A tunnel built in soft ground – such as clay, silt, sand, gravel, or mud – requires specialised techniques compared to hard rock, to compensate for the shifting nature of the soil. At WSP, we have extensive experience with soft ground tunnels on every continent and we pride ourselves on developing innovative strategies to deal with even the most complicated soil situation while preserving stability. There are a wide variety of techniques for soft ground tunnelling, and the best fit is ultimately determined by ground type, timeline, budget, and surrounding structures.
In order to select the most appropriate method for a particular tunnel, several factors need to be taken into consideration, including but not limited to ground conditions, length, depth, diameter, alignment geometry, and budget. Another important consideration is the risk and sensitivity of nearby infrastructure and buildings to ground movement.

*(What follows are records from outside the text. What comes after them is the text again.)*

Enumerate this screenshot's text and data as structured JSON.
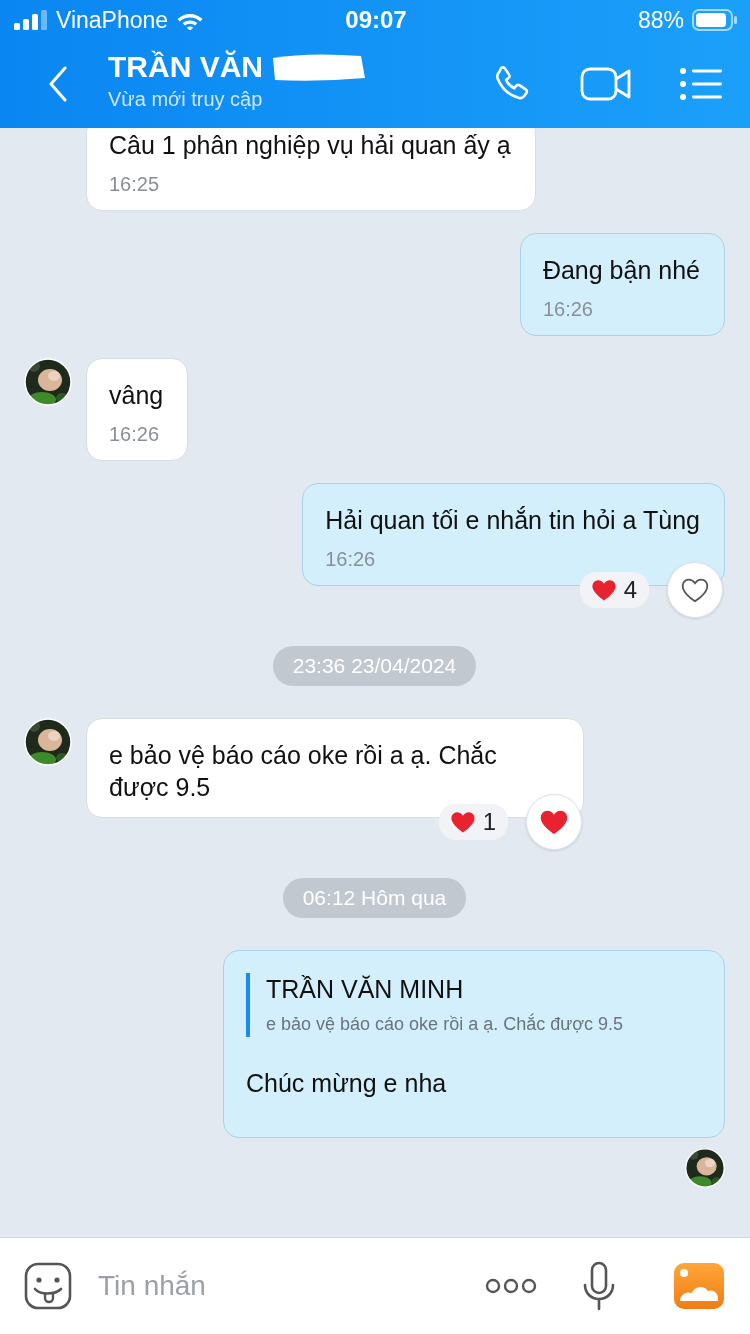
{
  "status_bar": {
    "carrier": "VinaPhone",
    "time": "09:07",
    "battery": "88%"
  },
  "header": {
    "title": "TRẦN VĂN",
    "name_redacted": true,
    "subtitle": "Vừa mới truy cập"
  },
  "messages": [
    {
      "kind": "incoming",
      "text": "Câu 1 phân nghiệp vụ hải quan ấy ạ",
      "time": "16:25",
      "avatar": false
    },
    {
      "kind": "outgoing",
      "text": "Đang bận nhé",
      "time": "16:26"
    },
    {
      "kind": "incoming",
      "text": "vâng",
      "time": "16:26",
      "avatar": true
    },
    {
      "kind": "outgoing",
      "text": "Hải quan tối e nhắn tin hỏi a Tùng",
      "time": "16:26",
      "reaction": {
        "count": "4",
        "liked": false
      }
    },
    {
      "kind": "date",
      "text": "23:36 23/04/2024"
    },
    {
      "kind": "incoming",
      "text": "e bảo vệ báo cáo oke rồi a ạ. Chắc được 9.5",
      "avatar": true,
      "reaction": {
        "count": "1",
        "liked": true
      }
    },
    {
      "kind": "date",
      "text": "06:12 Hôm qua"
    },
    {
      "kind": "reply",
      "quote_name": "TRẦN VĂN MINH",
      "quote_text": "e bảo vệ báo cáo oke rồi a ạ. Chắc được 9.5",
      "text": "Chúc mừng e nha"
    },
    {
      "kind": "seen"
    }
  ],
  "composer": {
    "placeholder": "Tin nhắn"
  }
}
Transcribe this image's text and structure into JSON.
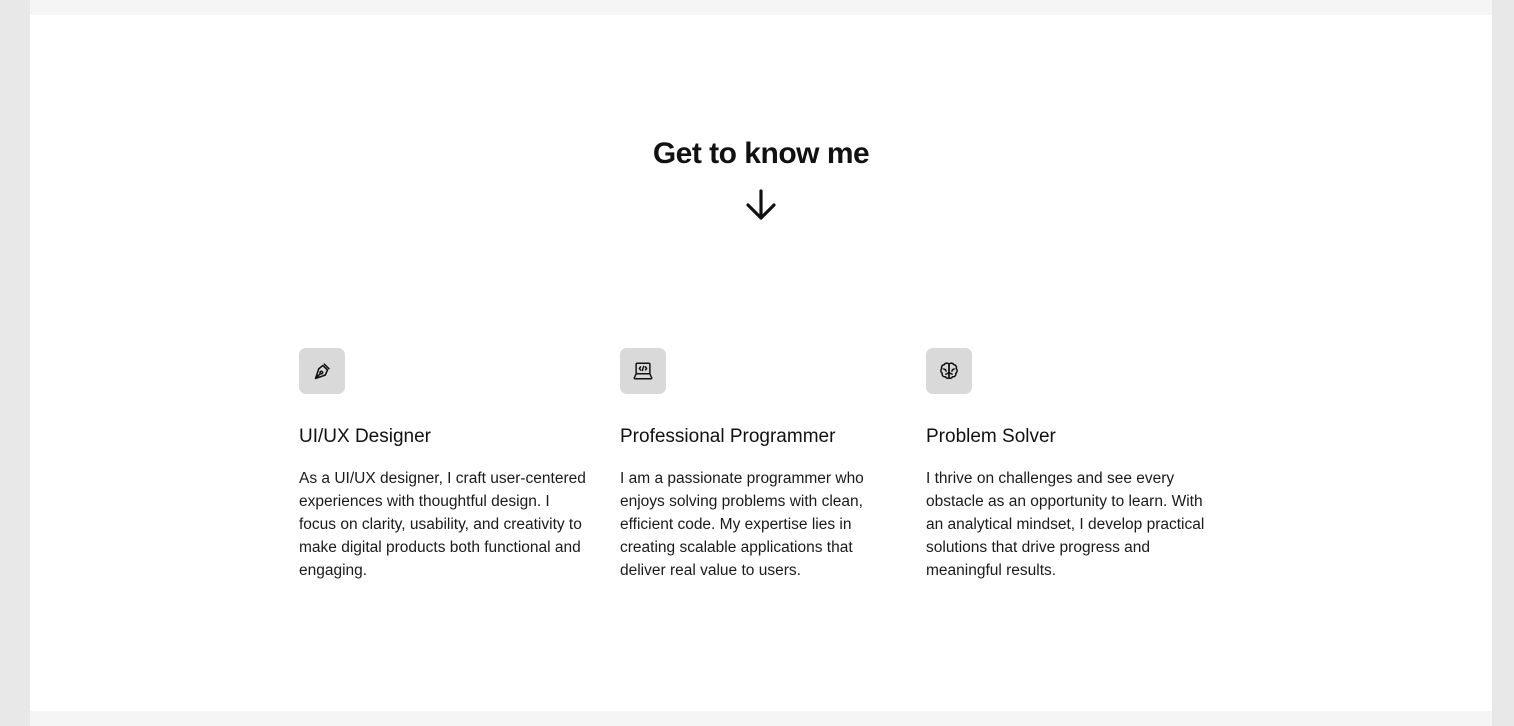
{
  "section": {
    "title": "Get to know me",
    "arrow_icon": "arrow-down-icon"
  },
  "cards": [
    {
      "icon": "pen-nib-icon",
      "title": "UI/UX Designer",
      "description": "As a UI/UX designer, I craft user-centered experiences with thoughtful design. I focus on clarity, usability, and creativity to make digital products both functional and engaging."
    },
    {
      "icon": "laptop-code-icon",
      "title": "Professional Programmer",
      "description": "I am a passionate programmer who enjoys solving problems with clean, efficient code. My expertise lies in creating scalable applications that deliver real value to users."
    },
    {
      "icon": "brain-icon",
      "title": "Problem Solver",
      "description": "I thrive on challenges and see every obstacle as an opportunity to learn. With an analytical mindset, I develop practical solutions that drive progress and meaningful results."
    }
  ],
  "colors": {
    "outer_background": "#e8e8e8",
    "page_background": "#f5f5f5",
    "section_background": "#ffffff",
    "icon_tile": "#d9d9d9",
    "text": "#111111"
  }
}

At WSP we know that an important aspect of soft ground tunnelling is the protection of existing structures and utilities, as many soft ground tunnels are located in sensitive urban environments where settlement caused by tunnelling is a major concern. Protective measures such as dewatering, ground improvement, compensation grouting, and positive pre-support can be used to ensure successful tunnelling in soft ground is achieved. Above all, a comprehensive real-time instrumentation and monitoring system is essential. In Seattle, WSP was heavily involved with the SR-99 Alaskan Way Tunnel project, which was constructed in challenging ground conditions, under more than 150 buildings. The tunnel has a diameter of 17.5 m, and is the second largest tunnel of its kind in the world.